A small group of photographers spent a week in September, 2009 on an intensive workshop, living and working together and exploring their personal responses to Lake Waikaremoana in the Central North Island of New Zealand, in preparation for an exhibition.
The exhibition of work from the workshop was held at the Te Whare Toi Gallery in Rotorua, between 22 February and 6 March, 2010.
A sense of awareness that so much more surrounds us than meets the eye, a feeling of glimpsing into this world but not being able to see clearly was the essence of this journey into the Ureweras for me and the work I have made. I was listening to an old radio, full of static, just getting a clear word now and again. In one moment the static cleared and I could really see; the vision was like quicksilver – changing by the second and almost impossible to hold onto.
The work you see here tells my story in text, as I heard it, and visually documents the fleeting changes in the landscape literally second by second. The tiled exposures were made from the same viewpoint over a period of only a few minutes. Then it was gone.
By the land. By the lake.
I have flown over Te Urewera but I had never actually set foot there. From the air Lake Waikaremoana stands out like an island in an ocean of forest. But on the ground, in person, it is more, much more.
My family lineage is British and I have been to places in Great Britain which have family
connections. They were interesting, and there was something a little special, but they did not feel like home. But here, in a place totally new to me, I felt different. I could sense spirits smiling at me from the white ripples on the lake and gazing down from the tall trees in the mist of the forest.
I am not European, I AM Pakeha.
At Waikaremoana I somehow felt that I was recognised.
By the Land. By the Lake. By the People ……I was welcomed.
Born on New Zealand’s East Coast, raised in Rotorua and just stepping out into the vast world of photography.
To me, photography is a creative outlet to infuse my love of music, dreams, fears and place in the world together into an endless journey.
I am self-taught and remain a work in progress.
I set out to find what was calling me, to communicate with nature, talk to the spirits and return with what it all meant to me.
Only when I listened I realized that it was not the wind and the leaves thrashing around.
The leaves were happy, dancing along with the changing light.
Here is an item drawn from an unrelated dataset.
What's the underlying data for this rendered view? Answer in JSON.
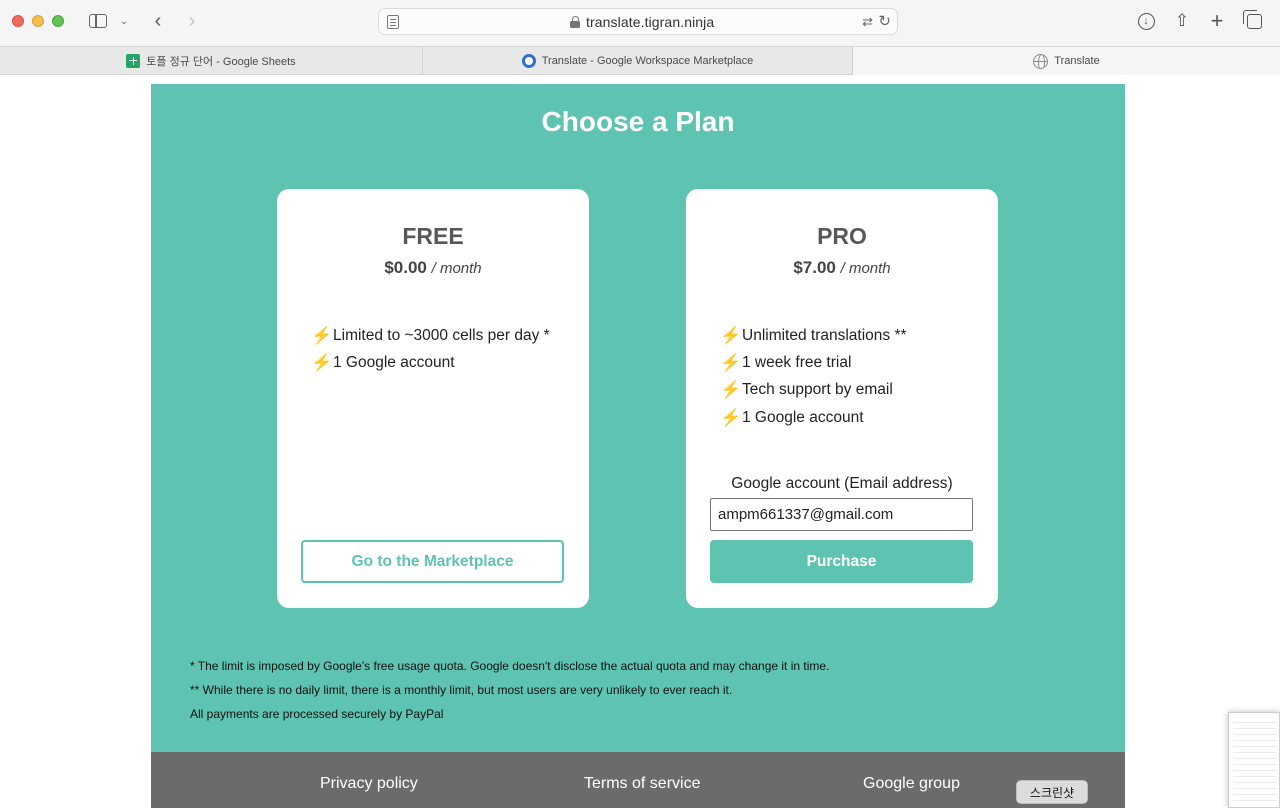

Nothing was still and forever changing.
The communication channels were open, but I was blind. I could not hear the message.
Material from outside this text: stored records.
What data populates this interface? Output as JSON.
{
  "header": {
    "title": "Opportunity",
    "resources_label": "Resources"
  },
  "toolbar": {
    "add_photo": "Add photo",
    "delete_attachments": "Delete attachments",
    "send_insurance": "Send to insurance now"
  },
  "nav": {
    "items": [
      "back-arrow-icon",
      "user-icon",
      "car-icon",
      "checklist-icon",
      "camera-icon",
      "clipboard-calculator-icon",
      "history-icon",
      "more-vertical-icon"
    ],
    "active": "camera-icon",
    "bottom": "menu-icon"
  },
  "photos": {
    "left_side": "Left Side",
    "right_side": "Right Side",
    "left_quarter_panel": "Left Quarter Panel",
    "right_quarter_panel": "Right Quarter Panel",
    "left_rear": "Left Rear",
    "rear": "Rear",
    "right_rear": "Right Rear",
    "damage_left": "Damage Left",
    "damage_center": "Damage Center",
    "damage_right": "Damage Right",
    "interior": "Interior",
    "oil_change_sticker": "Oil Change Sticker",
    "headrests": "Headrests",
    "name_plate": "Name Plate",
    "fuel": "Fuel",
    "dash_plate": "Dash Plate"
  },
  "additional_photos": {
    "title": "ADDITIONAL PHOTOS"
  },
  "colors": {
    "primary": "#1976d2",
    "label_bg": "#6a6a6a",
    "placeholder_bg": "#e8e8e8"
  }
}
Then I found that I was not alone in this huge wilderness and I was being guided to return again in focus to communicate with this spiritual land and only then enjoy the peace, tranquillity and celebrate with the “Children of the Mist”
It was the water this time, the glistening and everchanging play of light and wind on its surface and the reflections of the bush in the still lee of the fingers of the land – it was especially the reflections.
Last time I had visited Lake Waikaremoana it had been all about the trees – their patterns, their presence, their light and their shade. This time it was the water that demanded my attention.
As dusk settled over the lake on the first evening I stood at its edge mesmerised by the reflection of the bush held in the glassy pounamu-green waters of the lake. I felt that I was seeing into another world, a deeply mysterious world without time, which held the potential of all things. It was a profoundly moving experience.
I have endeavored to capture the mystery and feelings, evoked in me, of this naturally beautiful, and largely unchanged, heart of North Island,
To stand on the Bluff, camera in hand, watching the last sun rays hi-lighting the wind’s movement on the water continually changing the surface texture and lighting, was akin to being in an Opera House.
Crystal Lake Te Urewera
Landscape (unsurprisingly) is a major area of photographic involvement and social documentary is another area of interest.
The artistic challenge to explore my own individual voice through the medium of photography demands a real inner journey .. ongoing.
For me photography is not about capturing a faithful record of reality. I have come to a point in my photographic journey where, in my work, I seek to convey a sense of reverence for nature. My photographic interests also extend to impressionism, portraiture and macro photography.
It was a photographic challenge to express my response to Waikaremaona. Katherine Mansfield wrote of this area “It is all so gigantic and tragic. Even in the sunlight it is so passionately secret”. It is the sense that there is something beyond the physical landscape that I endeavoured to portray in my image.
We had gone there to photograph the late afternoon light, to work with the big landscape. When we, arrived, the wind was picking and tearing at the rocks, at the stoically-resistant vegetation and at us. At first it was too fierce for photography. Then a miracle happened. It faded back and allowed us a time of calm to work. But I was unsure what approach to take. There were too many voices.
Then I turned and looked back at the cliff behind us. And saw the face. It had levered itself forth from the broken rock, in supplication and submission. I half-understood the message. It continues to unfold itself.
On another, parallel path, Hopuruahine represents for me a progression within an exploration of the structure and forms of visual narrative, both intrinsic and extrinsic; from the frozen representation of traditional photography with its accent on the Moment, to the fabricated narrative possible in printmaking. All narratives rise, like shimmering silver bubbles of air, up through the deep wells of memory. Constant they are not. And where does the outer edge of the Possible lie?